**EXERCISE OBJECTIVE:**
Below is a block of records; return all of them exactly, but without the images.

**AVAILABLE DATA:**

━━━━━━

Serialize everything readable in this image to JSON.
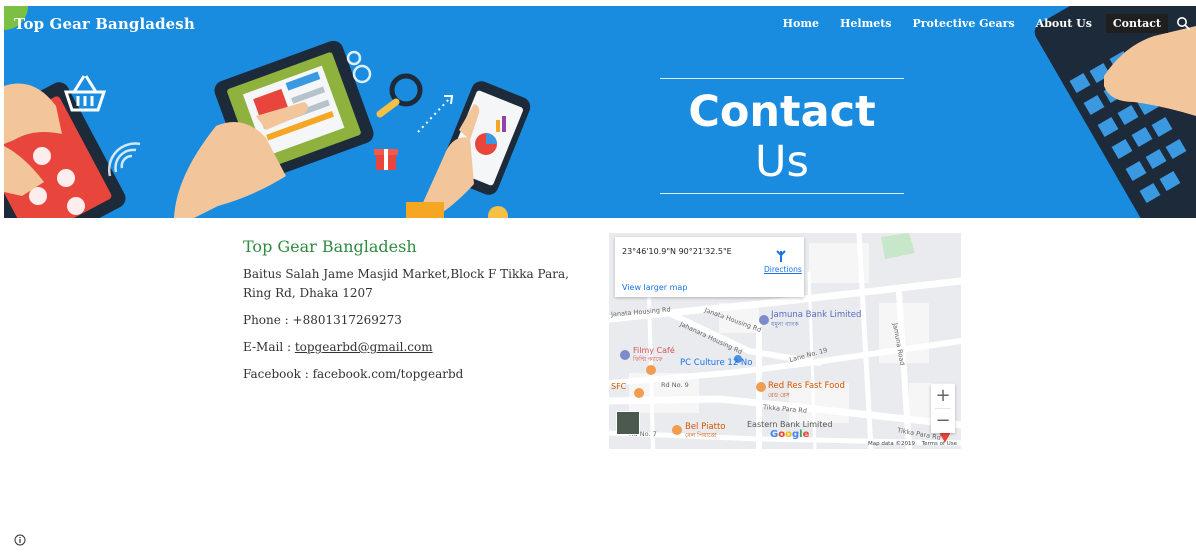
{
  "header": {
    "brand": "Top Gear Bangladesh",
    "nav": [
      {
        "label": "Home"
      },
      {
        "label": "Helmets"
      },
      {
        "label": "Protective Gears"
      },
      {
        "label": "About Us"
      },
      {
        "label": "Contact"
      }
    ],
    "active_nav": "Contact"
  },
  "hero": {
    "title_bold": "Contact",
    "title_light": "Us"
  },
  "contact": {
    "name": "Top Gear Bangladesh",
    "address": "Baitus Salah Jame Masjid Market,Block F Tikka Para, Ring Rd, Dhaka 1207",
    "phone": "Phone : +8801317269273",
    "email_label": "E-Mail : ",
    "email": "topgearbd@gmail.com",
    "facebook": "Facebook : facebook.com/topgearbd"
  },
  "map": {
    "coordinates": "23°46'10.9\"N 90°21'32.5\"E",
    "directions": "Directions",
    "view_larger": "View larger map",
    "places": [
      {
        "name": "Jamuna Bank Limited",
        "sub": "যমুনা ব্যাংক"
      },
      {
        "name": "Filmy Café",
        "sub": "ফিল্মি ক্যাফে"
      },
      {
        "name": "PC Culture 12 No"
      },
      {
        "name": "Red Res Fast Food",
        "sub": "রেড রেস"
      },
      {
        "name": "Bel Piatto",
        "sub": "বেল পিয়াত্তো"
      },
      {
        "name": "Eastern Bank Limited"
      },
      {
        "name": "SFC"
      }
    ],
    "roads": [
      "Janata Housing Rd",
      "Jahanara Housing Rd",
      "Janata Housing Rd",
      "Lane No. 19",
      "Rd No. 9",
      "Tikka Para Rd",
      "Tikka Para Rd",
      "Jamuna Road",
      "Rd No. 7"
    ],
    "zoom_in": "+",
    "zoom_out": "−",
    "google": "Google",
    "map_data": "Map data ©2019",
    "terms": "Terms of Use"
  },
  "colors": {
    "hero_blue": "#1a8ce0",
    "heading_green": "#2e8b3e",
    "active_nav_bg": "#1f1f1f"
  },
  "icons": {
    "search": "search-icon",
    "info": "info-icon",
    "directions": "directions-icon",
    "zoom_in": "plus-icon",
    "zoom_out": "minus-icon"
  }
}
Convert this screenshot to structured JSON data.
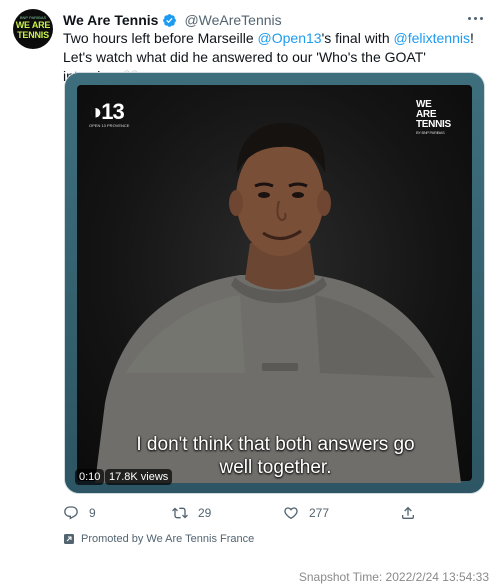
{
  "account": {
    "name": "We Are Tennis",
    "handle": "@WeAreTennis",
    "avatar_top": "BNP PARIBAS",
    "avatar_line1": "WE ARE",
    "avatar_line2": "TENNIS"
  },
  "tweet": {
    "text_1": "Two hours left before Marseille ",
    "mention_1": "@Open13",
    "text_2": "'s final with ",
    "mention_2": "@felixtennis",
    "text_3": "! Let's watch what did he answered to our 'Who's the GOAT' interview 👀"
  },
  "video": {
    "logo_big": "◑13",
    "logo_small": "OPEN 13 PROVENCE",
    "brand_line1": "WE",
    "brand_line2": "ARE",
    "brand_line3": "TENNIS",
    "brand_sub": "BY BNP PARIBAS",
    "caption_line1": "I don't think that both answers go",
    "caption_line2": "well together.",
    "time": "0:10",
    "views": "17.8K views"
  },
  "actions": {
    "replies": "9",
    "retweets": "29",
    "likes": "277"
  },
  "promoted_text": "Promoted by We Are Tennis France",
  "snapshot": "Snapshot Time:  2022/2/24 13:54:33",
  "colors": {
    "link": "#1d9bf0",
    "verified": "#1d9bf0",
    "secondary_text": "#536471"
  }
}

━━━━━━

**ANSWER SECTION:**
Serialize everything readable in this image to JSON.
{
  "header": {
    "brand": "Top Gear Bangladesh",
    "nav": [
      {
        "label": "Home"
      },
      {
        "label": "Helmets"
      },
      {
        "label": "Protective Gears"
      },
      {
        "label": "About Us"
      },
      {
        "label": "Contact"
      }
    ],
    "active_nav": "Contact"
  },
  "hero": {
    "title_bold": "Contact",
    "title_light": "Us"
  },
  "contact": {
    "name": "Top Gear Bangladesh",
    "address": "Baitus Salah Jame Masjid Market,Block F Tikka Para, Ring Rd, Dhaka 1207",
    "phone": "Phone : +8801317269273",
    "email_label": "E-Mail : ",
    "email": "topgearbd@gmail.com",
    "facebook": "Facebook : facebook.com/topgearbd"
  },
  "map": {
    "coordinates": "23°46'10.9\"N 90°21'32.5\"E",
    "directions": "Directions",
    "view_larger": "View larger map",
    "places": [
      {
        "name": "Jamuna Bank Limited",
        "sub": "যমুনা ব্যাংক"
      },
      {
        "name": "Filmy Café",
        "sub": "ফিল্মি ক্যাফে"
      },
      {
        "name": "PC Culture 12 No"
      },
      {
        "name": "Red Res Fast Food",
        "sub": "রেড রেস"
      },
      {
        "name": "Bel Piatto",
        "sub": "বেল পিয়াত্তো"
      },
      {
        "name": "Eastern Bank Limited"
      },
      {
        "name": "SFC"
      }
    ],
    "roads": [
      "Janata Housing Rd",
      "Jahanara Housing Rd",
      "Janata Housing Rd",
      "Lane No. 19",
      "Rd No. 9",
      "Tikka Para Rd",
      "Tikka Para Rd",
      "Jamuna Road",
      "Rd No. 7"
    ],
    "zoom_in": "+",
    "zoom_out": "−",
    "google": "Google",
    "map_data": "Map data ©2019",
    "terms": "Terms of Use"
  },
  "colors": {
    "hero_blue": "#1a8ce0",
    "heading_green": "#2e8b3e",
    "active_nav_bg": "#1f1f1f"
  },
  "icons": {
    "search": "search-icon",
    "info": "info-icon",
    "directions": "directions-icon",
    "zoom_in": "plus-icon",
    "zoom_out": "minus-icon"
  }
}
Convert this screenshot to structured JSON data.
{
  "account": {
    "name": "We Are Tennis",
    "handle": "@WeAreTennis",
    "avatar_top": "BNP PARIBAS",
    "avatar_line1": "WE ARE",
    "avatar_line2": "TENNIS"
  },
  "tweet": {
    "text_1": "Two hours left before Marseille ",
    "mention_1": "@Open13",
    "text_2": "'s final with ",
    "mention_2": "@felixtennis",
    "text_3": "! Let's watch what did he answered to our 'Who's the GOAT' interview 👀"
  },
  "video": {
    "logo_big": "◑13",
    "logo_small": "OPEN 13 PROVENCE",
    "brand_line1": "WE",
    "brand_line2": "ARE",
    "brand_line3": "TENNIS",
    "brand_sub": "BY BNP PARIBAS",
    "caption_line1": "I don't think that both answers go",
    "caption_line2": "well together.",
    "time": "0:10",
    "views": "17.8K views"
  },
  "actions": {
    "replies": "9",
    "retweets": "29",
    "likes": "277"
  },
  "promoted_text": "Promoted by We Are Tennis France",
  "snapshot": "Snapshot Time:  2022/2/24 13:54:33",
  "colors": {
    "link": "#1d9bf0",
    "verified": "#1d9bf0",
    "secondary_text": "#536471"
  }
}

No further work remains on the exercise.